_REQUIREMENT_
Please count the lines below that contain the word "Daire", and reply with that number alone.

_SUPPLIED INFORMATION_

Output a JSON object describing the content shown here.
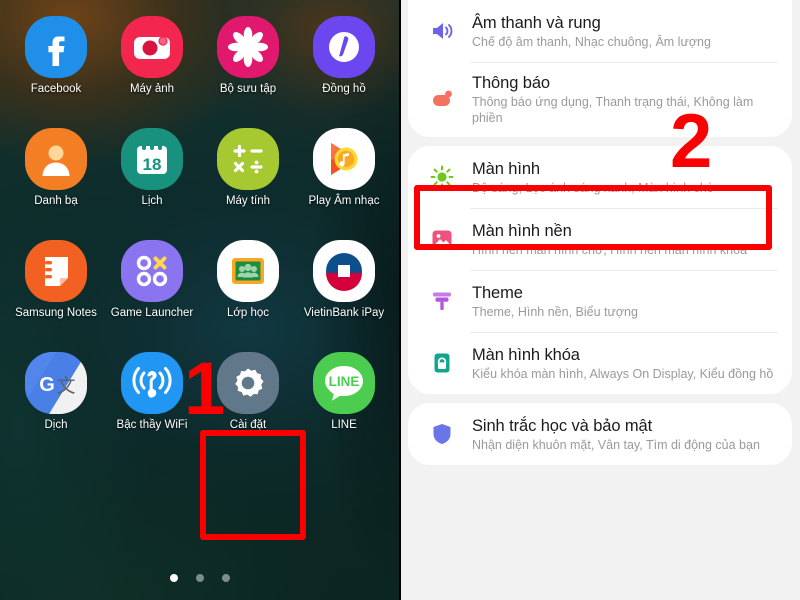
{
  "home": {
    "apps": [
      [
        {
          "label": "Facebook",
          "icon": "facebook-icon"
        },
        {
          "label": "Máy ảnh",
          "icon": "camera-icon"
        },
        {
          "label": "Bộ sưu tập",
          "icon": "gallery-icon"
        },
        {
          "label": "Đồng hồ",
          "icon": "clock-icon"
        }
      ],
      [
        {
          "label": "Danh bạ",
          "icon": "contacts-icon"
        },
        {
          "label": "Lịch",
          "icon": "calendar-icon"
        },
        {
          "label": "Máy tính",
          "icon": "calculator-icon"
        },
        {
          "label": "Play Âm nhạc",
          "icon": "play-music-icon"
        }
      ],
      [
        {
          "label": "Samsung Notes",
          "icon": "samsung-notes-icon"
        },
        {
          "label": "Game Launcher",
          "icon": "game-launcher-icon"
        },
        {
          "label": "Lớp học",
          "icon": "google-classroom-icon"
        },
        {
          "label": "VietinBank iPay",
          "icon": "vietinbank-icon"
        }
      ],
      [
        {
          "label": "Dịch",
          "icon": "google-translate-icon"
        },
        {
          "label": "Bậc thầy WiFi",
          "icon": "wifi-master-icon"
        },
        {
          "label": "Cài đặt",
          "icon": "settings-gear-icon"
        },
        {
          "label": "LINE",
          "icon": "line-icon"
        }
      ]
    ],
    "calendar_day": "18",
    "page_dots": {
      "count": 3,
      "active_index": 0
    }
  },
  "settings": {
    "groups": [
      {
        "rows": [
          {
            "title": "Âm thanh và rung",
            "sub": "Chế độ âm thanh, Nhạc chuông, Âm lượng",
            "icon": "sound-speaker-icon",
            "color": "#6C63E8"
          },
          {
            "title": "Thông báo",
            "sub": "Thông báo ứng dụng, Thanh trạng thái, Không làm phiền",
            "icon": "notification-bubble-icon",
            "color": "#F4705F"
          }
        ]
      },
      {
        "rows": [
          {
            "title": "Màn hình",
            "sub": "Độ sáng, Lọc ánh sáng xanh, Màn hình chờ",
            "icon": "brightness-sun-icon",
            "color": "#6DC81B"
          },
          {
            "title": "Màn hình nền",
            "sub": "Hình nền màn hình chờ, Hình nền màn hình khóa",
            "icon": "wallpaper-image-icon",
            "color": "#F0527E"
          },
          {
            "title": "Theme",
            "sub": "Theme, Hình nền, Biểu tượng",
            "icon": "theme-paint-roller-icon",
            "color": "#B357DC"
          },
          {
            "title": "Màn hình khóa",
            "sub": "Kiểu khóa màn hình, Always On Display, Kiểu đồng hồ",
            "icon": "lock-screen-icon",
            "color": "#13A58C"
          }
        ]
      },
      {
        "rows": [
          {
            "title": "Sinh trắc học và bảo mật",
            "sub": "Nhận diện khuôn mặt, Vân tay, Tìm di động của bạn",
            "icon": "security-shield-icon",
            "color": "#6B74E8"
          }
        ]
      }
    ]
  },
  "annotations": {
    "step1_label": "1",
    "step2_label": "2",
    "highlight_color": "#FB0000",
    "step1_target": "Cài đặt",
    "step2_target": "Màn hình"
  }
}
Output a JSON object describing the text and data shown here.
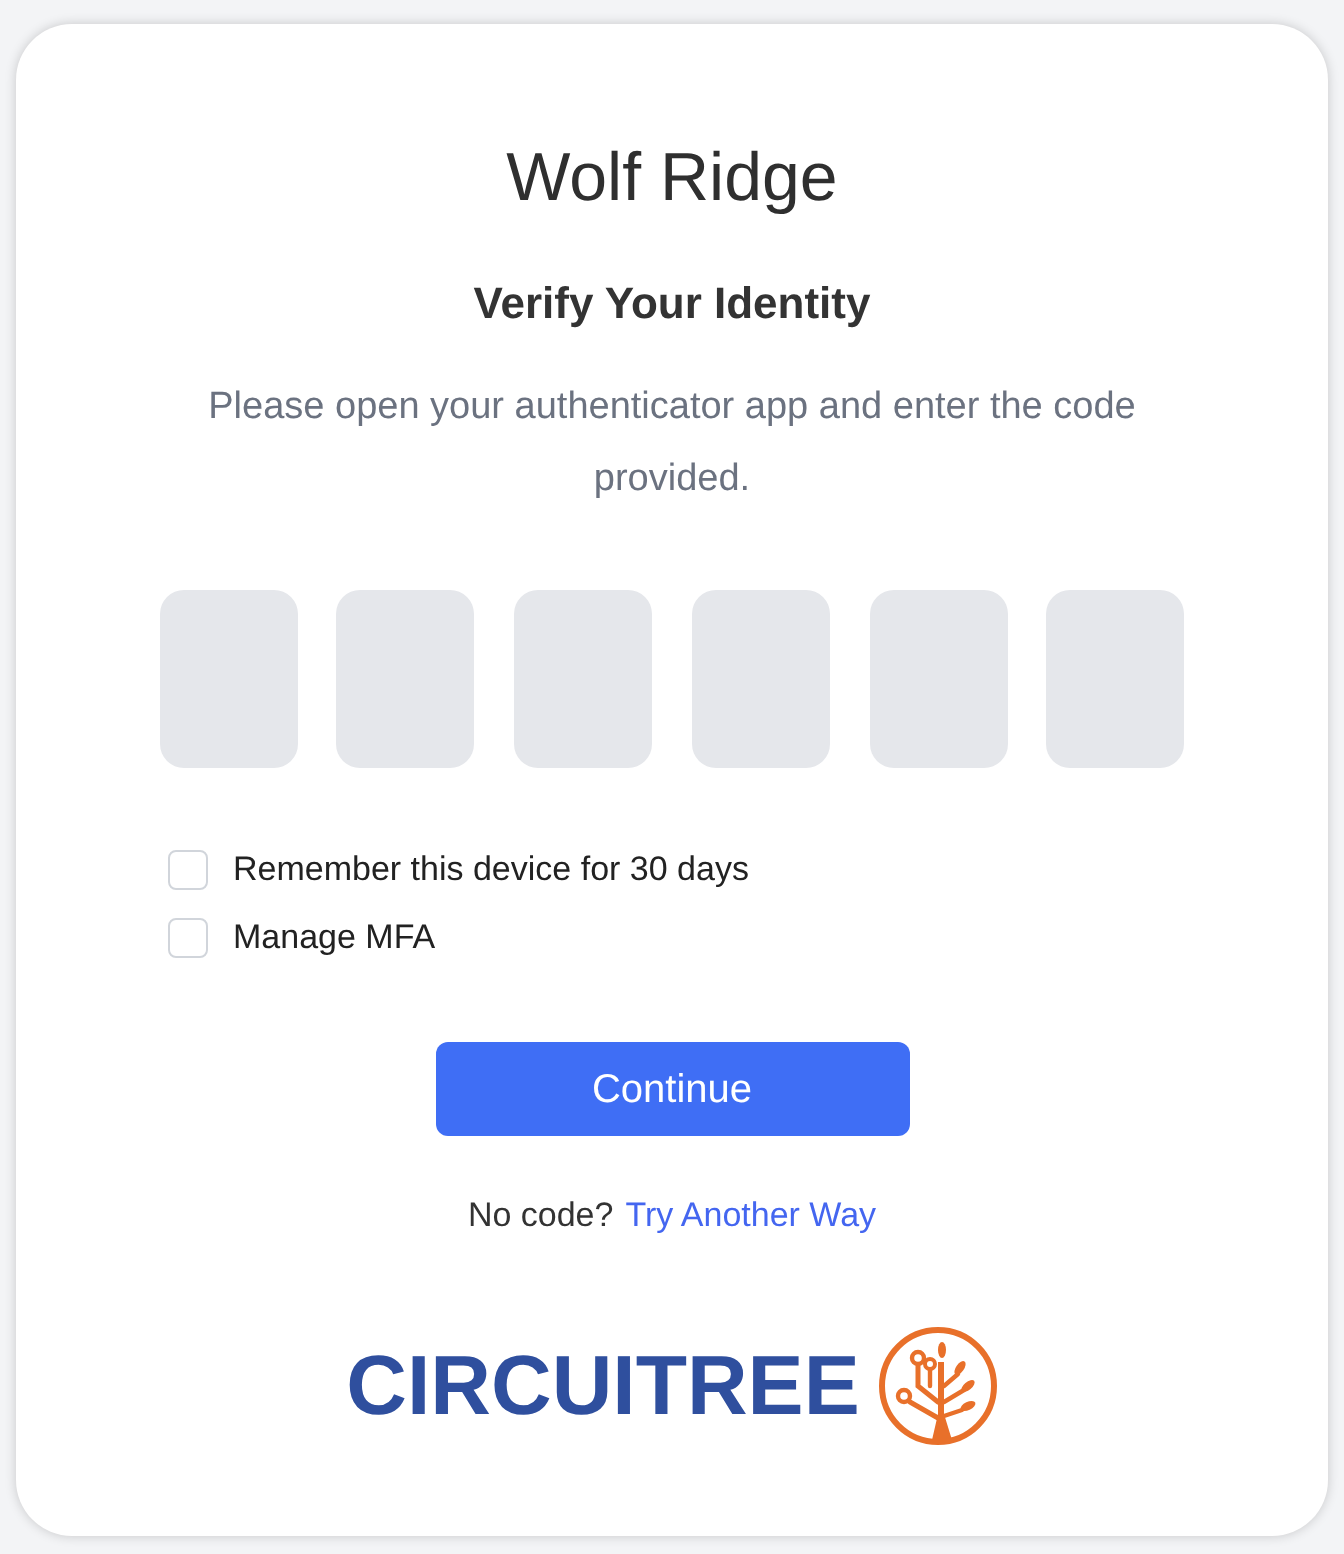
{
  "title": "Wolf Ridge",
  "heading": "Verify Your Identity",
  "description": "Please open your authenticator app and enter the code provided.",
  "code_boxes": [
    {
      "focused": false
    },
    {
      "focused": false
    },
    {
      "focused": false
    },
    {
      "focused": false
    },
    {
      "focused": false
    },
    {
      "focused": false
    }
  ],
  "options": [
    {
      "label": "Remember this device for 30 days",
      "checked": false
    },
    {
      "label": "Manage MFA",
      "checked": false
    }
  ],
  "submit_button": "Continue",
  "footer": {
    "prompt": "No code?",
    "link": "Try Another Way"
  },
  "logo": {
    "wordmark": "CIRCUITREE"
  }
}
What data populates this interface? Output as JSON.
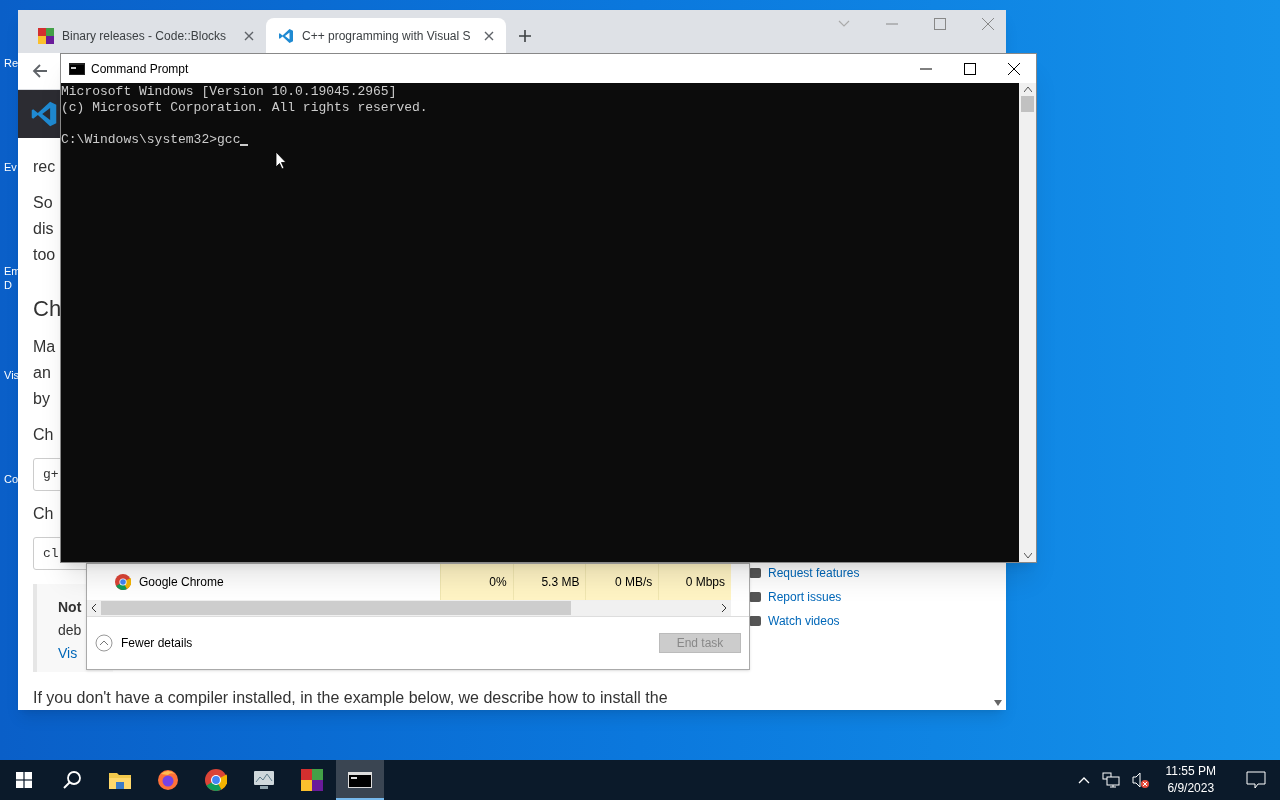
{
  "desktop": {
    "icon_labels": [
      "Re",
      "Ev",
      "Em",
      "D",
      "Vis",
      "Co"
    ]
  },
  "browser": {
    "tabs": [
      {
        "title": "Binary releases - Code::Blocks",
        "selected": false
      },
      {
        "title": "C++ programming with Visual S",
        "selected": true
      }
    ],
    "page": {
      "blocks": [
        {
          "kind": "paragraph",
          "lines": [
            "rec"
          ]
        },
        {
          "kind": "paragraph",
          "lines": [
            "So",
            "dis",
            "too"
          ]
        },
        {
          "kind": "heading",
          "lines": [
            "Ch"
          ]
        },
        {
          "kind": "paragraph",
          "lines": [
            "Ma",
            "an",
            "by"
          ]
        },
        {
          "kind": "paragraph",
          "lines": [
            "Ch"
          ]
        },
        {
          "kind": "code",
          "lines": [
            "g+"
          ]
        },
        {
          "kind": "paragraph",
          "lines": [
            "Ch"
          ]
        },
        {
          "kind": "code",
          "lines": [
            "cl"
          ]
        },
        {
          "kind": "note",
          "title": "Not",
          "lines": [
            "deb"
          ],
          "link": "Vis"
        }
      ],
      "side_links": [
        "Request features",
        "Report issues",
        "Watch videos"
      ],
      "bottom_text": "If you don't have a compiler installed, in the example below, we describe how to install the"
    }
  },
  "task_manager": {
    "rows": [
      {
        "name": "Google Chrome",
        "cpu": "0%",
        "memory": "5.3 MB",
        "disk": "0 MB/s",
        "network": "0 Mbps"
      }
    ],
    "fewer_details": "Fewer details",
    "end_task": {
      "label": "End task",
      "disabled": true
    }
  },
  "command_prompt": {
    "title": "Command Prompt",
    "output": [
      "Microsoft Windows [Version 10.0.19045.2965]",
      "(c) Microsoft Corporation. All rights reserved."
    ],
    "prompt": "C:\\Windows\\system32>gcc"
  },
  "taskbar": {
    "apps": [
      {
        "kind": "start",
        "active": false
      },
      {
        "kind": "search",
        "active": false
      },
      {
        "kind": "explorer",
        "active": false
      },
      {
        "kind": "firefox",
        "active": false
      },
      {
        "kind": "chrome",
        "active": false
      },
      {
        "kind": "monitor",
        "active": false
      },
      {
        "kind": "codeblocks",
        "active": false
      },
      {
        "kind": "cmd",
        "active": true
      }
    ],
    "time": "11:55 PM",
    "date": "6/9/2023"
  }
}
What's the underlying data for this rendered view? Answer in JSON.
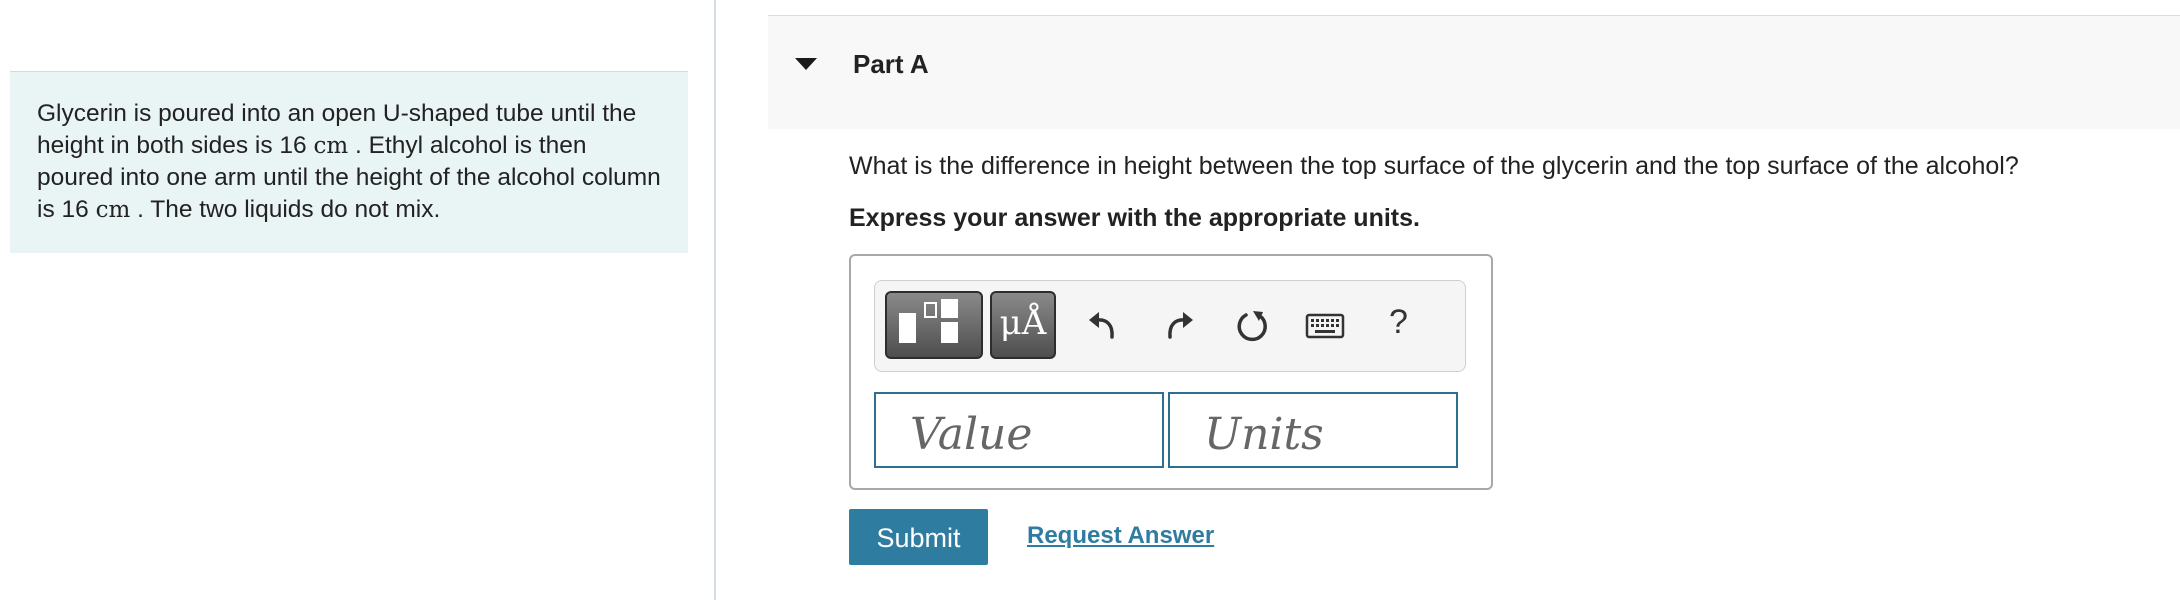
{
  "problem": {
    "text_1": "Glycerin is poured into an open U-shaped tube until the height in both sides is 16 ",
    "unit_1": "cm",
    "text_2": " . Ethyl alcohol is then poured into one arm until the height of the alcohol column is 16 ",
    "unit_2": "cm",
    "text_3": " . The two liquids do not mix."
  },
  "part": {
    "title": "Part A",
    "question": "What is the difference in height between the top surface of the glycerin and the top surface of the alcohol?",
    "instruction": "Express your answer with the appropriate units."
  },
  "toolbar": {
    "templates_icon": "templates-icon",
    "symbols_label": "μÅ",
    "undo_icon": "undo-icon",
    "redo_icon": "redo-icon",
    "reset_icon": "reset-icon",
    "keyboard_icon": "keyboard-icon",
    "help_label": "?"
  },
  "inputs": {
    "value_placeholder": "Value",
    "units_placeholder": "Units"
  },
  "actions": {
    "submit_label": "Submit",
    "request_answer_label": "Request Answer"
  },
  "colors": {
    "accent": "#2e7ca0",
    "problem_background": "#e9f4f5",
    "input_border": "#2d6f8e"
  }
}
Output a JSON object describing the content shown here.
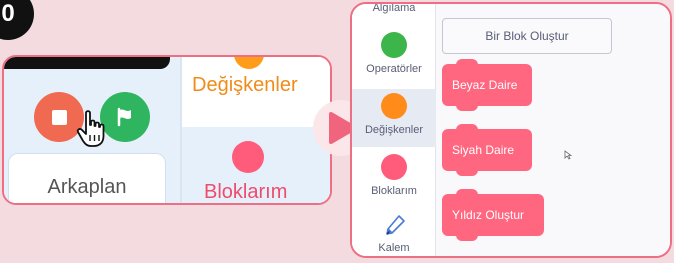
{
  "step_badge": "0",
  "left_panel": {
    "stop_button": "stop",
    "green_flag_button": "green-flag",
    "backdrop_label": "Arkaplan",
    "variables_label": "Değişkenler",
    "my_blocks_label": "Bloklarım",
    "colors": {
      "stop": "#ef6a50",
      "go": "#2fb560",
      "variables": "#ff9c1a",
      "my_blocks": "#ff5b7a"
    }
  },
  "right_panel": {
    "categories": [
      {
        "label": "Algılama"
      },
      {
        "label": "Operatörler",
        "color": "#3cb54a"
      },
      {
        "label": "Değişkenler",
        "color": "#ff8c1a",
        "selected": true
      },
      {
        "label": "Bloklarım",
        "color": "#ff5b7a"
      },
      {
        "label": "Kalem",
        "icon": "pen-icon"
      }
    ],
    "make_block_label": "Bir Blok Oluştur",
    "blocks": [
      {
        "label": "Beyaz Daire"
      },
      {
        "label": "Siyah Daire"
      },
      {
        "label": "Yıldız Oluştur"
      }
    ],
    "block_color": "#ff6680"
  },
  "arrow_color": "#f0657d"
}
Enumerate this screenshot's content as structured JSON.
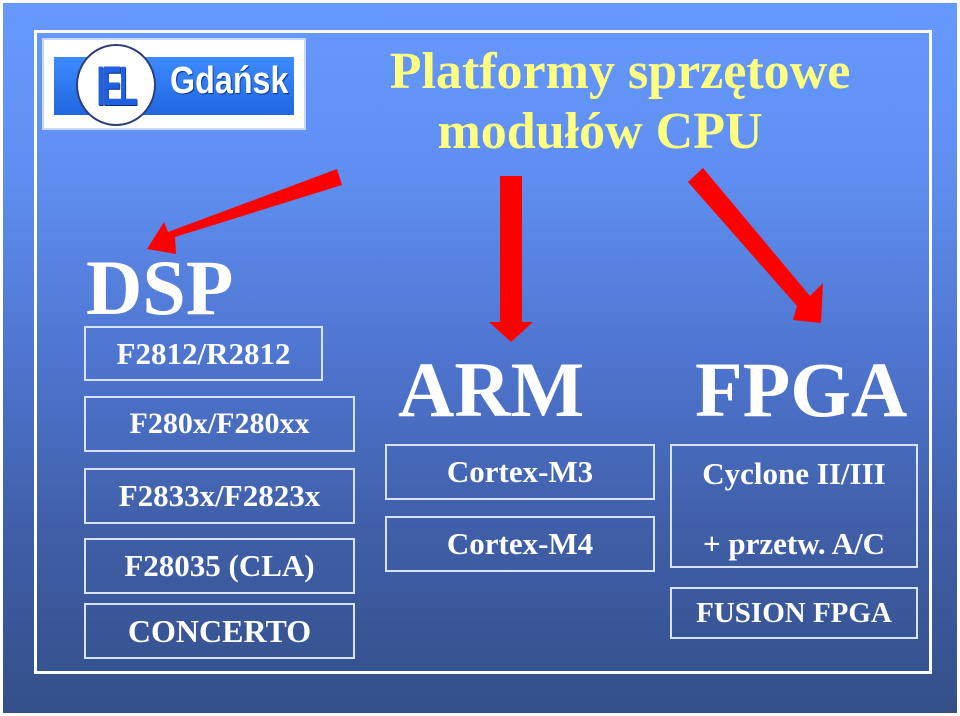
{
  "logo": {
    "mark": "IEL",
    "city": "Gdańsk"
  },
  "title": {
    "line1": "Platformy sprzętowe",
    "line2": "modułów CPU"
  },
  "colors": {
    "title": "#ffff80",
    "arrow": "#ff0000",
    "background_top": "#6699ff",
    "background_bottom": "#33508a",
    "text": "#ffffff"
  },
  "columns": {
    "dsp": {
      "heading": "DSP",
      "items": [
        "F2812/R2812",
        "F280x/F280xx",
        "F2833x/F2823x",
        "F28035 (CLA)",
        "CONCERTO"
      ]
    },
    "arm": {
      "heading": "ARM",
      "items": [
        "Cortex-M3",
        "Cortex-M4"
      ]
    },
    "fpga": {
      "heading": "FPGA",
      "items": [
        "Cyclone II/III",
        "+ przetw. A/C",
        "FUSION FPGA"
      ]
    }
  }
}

_WORKED SOLUTION_
2